TASK OBJECTIVE.
Search the lines of the records for the word "JSON", and copy every line that has it.

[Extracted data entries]
⁂

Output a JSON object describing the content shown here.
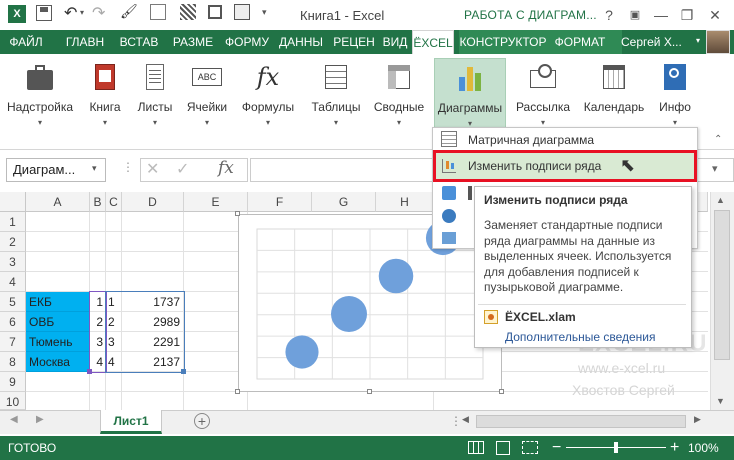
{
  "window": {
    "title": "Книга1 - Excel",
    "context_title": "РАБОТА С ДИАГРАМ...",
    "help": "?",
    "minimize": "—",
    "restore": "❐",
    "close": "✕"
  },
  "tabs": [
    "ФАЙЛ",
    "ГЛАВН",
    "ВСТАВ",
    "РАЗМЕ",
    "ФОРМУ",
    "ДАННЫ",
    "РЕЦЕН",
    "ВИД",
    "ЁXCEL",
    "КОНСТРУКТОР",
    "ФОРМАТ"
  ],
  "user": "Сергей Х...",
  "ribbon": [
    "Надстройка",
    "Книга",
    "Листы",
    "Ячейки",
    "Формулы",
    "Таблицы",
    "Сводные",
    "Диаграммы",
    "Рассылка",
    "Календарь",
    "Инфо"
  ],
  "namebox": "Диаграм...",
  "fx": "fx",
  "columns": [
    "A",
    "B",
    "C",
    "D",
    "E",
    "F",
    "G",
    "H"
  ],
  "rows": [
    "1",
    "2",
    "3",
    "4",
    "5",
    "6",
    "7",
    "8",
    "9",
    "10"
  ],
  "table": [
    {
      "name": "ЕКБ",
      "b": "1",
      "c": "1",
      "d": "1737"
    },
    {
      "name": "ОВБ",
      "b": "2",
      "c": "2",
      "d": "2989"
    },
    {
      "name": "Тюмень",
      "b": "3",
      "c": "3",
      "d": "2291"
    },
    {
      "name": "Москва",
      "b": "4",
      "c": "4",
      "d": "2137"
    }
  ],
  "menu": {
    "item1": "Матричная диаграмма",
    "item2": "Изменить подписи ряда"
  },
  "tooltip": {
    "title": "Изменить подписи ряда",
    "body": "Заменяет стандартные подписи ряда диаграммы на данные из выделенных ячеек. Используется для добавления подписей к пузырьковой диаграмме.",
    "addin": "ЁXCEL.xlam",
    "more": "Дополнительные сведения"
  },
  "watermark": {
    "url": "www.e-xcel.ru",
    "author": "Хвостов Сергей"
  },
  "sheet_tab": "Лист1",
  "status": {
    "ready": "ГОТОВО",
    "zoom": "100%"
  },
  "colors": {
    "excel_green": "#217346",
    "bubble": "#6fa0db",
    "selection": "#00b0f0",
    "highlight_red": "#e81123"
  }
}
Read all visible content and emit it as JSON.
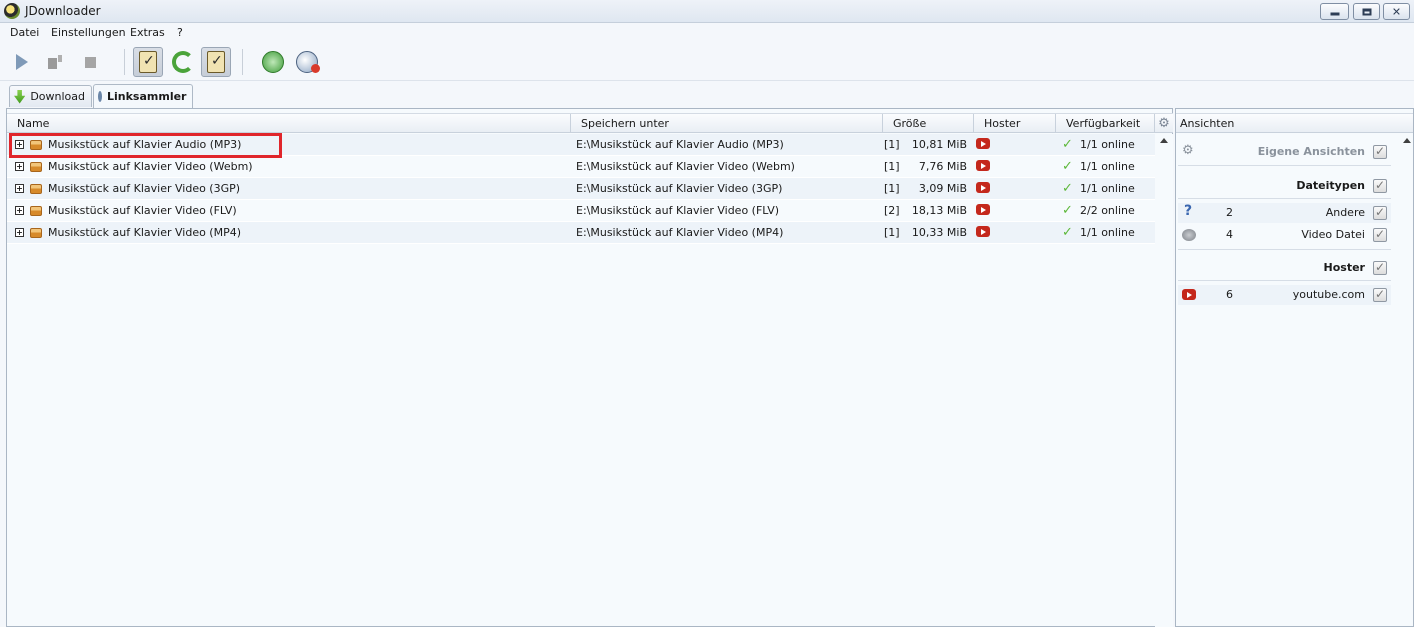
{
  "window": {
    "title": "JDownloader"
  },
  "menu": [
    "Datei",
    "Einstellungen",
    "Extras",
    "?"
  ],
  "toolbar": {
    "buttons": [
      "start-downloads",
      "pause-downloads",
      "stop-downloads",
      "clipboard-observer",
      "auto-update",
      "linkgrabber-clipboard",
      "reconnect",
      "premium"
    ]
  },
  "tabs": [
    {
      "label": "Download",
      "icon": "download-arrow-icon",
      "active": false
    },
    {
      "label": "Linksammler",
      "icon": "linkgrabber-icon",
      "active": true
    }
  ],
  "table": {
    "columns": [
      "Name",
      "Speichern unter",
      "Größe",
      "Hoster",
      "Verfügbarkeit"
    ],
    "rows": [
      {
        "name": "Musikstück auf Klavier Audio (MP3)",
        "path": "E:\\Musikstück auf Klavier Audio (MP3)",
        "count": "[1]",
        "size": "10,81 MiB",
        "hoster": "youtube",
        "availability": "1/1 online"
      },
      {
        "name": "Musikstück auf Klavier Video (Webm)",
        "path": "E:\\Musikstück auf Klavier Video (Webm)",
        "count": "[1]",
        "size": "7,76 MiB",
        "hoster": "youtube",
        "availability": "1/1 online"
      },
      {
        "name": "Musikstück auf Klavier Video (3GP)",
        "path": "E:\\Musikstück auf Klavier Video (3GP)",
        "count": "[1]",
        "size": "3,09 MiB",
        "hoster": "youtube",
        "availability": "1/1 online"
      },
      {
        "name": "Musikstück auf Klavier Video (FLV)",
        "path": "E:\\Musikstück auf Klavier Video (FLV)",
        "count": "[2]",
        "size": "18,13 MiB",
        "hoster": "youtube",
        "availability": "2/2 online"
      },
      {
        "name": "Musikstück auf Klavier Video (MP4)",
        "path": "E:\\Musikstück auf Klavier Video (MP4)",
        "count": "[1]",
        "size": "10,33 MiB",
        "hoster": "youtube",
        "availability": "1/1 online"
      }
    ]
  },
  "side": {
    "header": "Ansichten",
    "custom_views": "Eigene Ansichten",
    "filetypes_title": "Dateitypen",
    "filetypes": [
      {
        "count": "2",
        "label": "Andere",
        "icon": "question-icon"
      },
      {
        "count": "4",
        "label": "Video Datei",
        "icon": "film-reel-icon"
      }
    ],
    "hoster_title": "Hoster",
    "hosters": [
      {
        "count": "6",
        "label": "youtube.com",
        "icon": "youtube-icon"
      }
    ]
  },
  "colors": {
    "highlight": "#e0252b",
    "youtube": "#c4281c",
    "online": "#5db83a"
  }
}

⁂

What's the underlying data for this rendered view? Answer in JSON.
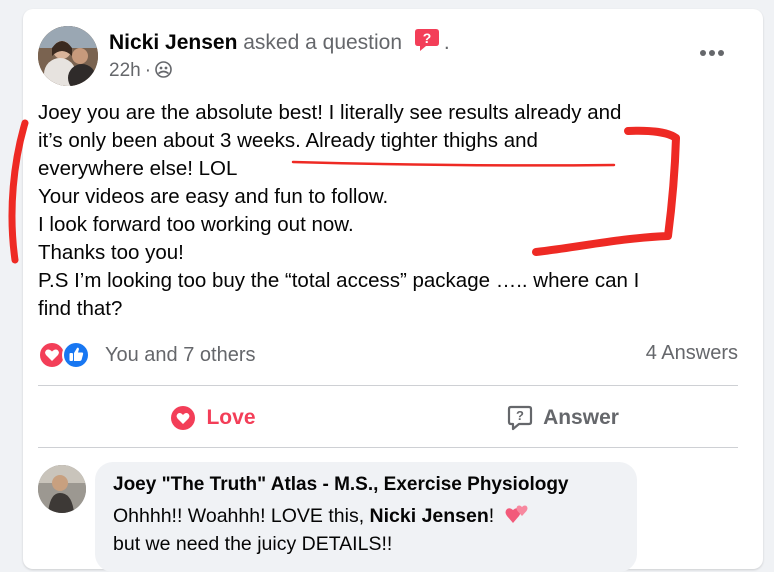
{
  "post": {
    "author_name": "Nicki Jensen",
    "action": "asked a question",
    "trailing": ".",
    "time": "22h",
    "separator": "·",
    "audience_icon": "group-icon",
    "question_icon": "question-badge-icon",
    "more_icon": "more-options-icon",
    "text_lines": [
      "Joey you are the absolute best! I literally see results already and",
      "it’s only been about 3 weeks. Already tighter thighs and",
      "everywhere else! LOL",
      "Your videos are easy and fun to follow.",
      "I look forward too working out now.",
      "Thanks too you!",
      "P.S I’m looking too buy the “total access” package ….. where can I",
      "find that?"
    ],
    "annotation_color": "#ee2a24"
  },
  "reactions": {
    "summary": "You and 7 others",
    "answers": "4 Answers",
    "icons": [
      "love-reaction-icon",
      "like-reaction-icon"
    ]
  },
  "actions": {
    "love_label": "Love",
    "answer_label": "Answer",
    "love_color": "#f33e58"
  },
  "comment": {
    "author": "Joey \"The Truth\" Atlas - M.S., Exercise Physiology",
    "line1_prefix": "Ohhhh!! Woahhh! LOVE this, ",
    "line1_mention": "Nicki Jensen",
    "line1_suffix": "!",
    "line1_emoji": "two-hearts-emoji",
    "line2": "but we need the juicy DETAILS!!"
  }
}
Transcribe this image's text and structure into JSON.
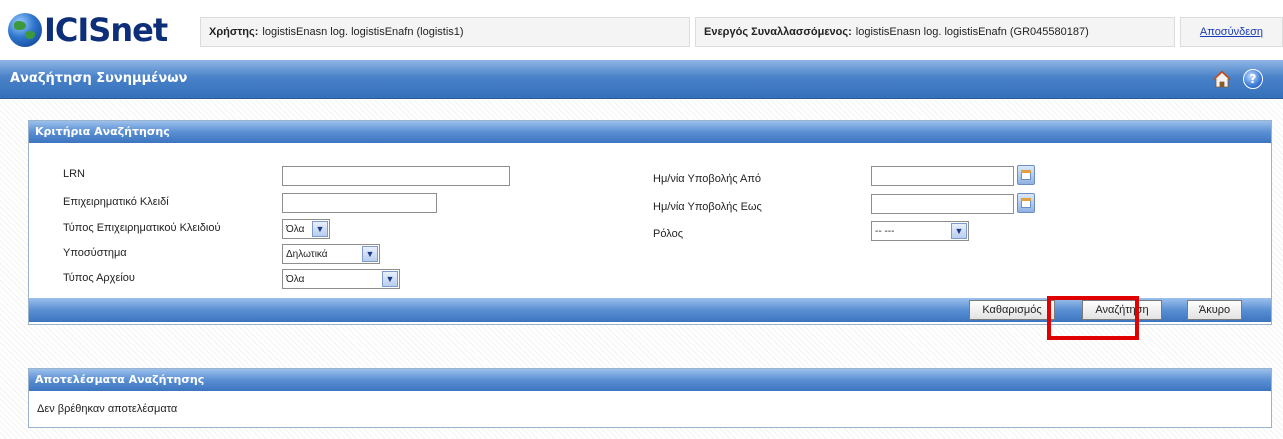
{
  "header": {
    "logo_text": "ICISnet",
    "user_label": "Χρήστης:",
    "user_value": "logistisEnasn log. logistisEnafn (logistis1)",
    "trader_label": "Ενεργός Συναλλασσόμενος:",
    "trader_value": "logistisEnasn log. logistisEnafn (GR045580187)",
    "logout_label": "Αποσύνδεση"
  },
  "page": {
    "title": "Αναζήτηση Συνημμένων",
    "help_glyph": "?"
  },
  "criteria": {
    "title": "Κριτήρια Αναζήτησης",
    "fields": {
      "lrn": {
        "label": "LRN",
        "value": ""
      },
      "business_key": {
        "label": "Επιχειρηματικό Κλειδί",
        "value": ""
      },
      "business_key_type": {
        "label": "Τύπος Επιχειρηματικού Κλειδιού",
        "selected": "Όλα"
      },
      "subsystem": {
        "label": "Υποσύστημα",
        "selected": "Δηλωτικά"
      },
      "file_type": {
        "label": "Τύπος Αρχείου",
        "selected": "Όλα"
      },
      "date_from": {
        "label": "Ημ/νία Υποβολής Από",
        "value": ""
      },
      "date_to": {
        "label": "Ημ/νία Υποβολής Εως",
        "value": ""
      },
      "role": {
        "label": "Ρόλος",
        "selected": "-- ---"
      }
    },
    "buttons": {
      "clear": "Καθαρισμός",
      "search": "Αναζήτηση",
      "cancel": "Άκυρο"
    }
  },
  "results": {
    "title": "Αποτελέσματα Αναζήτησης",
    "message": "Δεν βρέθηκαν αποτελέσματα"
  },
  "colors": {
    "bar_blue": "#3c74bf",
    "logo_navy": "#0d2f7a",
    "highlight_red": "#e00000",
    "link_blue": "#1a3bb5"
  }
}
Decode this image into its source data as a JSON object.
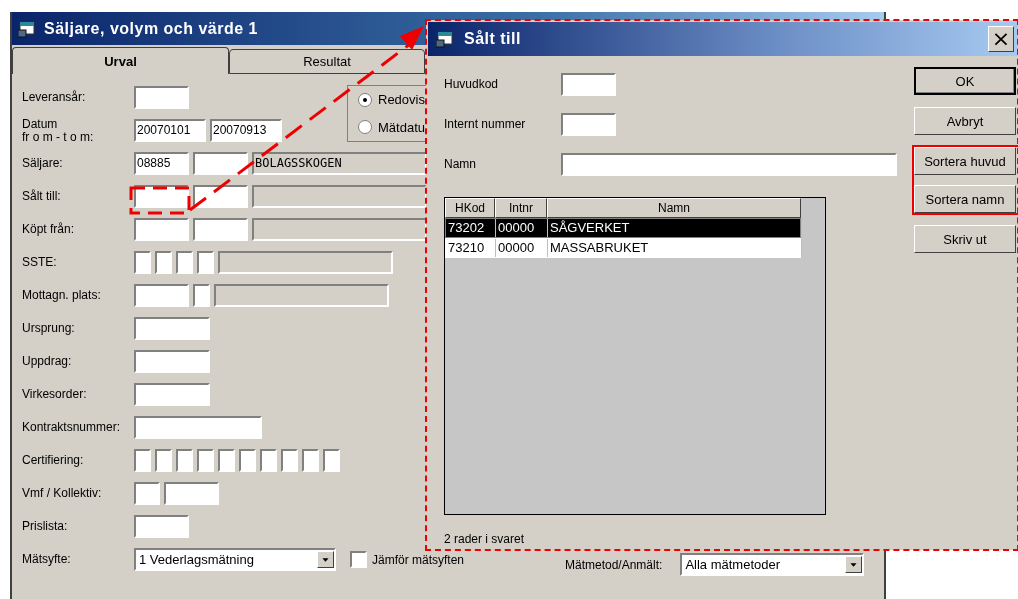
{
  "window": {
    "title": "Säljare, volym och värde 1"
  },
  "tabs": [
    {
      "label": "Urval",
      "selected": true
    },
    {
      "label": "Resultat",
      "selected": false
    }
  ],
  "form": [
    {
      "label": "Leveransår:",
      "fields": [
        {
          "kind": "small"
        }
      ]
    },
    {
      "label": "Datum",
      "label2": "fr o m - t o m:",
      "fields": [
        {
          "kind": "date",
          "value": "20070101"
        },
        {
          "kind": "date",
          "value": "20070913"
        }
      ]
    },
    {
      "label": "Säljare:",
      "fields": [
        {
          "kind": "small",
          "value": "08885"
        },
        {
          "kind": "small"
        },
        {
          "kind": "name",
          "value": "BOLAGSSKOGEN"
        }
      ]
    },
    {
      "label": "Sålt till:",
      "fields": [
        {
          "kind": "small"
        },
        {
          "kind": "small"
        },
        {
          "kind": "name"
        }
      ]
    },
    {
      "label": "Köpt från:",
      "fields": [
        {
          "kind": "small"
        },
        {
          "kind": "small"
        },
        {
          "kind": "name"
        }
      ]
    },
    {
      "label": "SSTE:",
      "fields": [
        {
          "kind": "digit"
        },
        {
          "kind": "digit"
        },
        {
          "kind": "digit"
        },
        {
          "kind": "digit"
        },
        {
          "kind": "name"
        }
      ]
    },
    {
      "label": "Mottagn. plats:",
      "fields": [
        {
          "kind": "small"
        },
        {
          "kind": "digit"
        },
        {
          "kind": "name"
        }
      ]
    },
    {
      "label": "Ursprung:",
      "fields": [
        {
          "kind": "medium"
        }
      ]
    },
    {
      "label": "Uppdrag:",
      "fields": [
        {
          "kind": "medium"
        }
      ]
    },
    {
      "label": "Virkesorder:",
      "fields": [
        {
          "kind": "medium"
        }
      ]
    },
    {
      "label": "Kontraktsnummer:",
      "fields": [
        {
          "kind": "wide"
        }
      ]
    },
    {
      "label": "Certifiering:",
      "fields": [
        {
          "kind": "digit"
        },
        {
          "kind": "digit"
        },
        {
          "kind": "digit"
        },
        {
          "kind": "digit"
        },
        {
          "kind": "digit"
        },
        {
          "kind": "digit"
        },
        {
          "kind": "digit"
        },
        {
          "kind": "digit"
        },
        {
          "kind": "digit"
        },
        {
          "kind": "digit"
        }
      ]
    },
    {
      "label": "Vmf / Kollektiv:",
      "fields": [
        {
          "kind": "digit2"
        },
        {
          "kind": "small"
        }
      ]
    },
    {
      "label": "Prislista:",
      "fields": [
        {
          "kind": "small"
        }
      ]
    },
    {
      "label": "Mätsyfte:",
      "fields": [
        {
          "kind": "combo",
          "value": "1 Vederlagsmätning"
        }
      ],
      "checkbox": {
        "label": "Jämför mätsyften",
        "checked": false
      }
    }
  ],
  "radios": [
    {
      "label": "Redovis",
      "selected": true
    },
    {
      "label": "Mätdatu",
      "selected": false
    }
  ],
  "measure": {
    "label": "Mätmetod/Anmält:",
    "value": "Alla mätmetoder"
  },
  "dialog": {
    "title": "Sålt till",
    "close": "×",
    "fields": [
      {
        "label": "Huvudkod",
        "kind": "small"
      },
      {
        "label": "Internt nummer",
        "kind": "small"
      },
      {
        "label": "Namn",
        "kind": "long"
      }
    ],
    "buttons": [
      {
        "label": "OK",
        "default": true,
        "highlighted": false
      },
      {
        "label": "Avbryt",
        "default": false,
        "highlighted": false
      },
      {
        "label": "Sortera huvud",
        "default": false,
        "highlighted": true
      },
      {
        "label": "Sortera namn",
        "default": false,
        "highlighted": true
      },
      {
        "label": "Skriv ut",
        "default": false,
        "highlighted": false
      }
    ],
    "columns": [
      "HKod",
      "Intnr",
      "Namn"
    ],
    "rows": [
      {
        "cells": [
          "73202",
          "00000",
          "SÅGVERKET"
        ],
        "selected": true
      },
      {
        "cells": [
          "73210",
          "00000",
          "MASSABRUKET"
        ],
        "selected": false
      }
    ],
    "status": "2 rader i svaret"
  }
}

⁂

WRITTEN ANSWER.
Output a JSON object describing the content shown here.
Read all visible content and emit it as JSON.
What's the underlying data for this rendered view? Answer in JSON.
Transcribe this image's text and structure into JSON.
Decode this image into its source data as a JSON object.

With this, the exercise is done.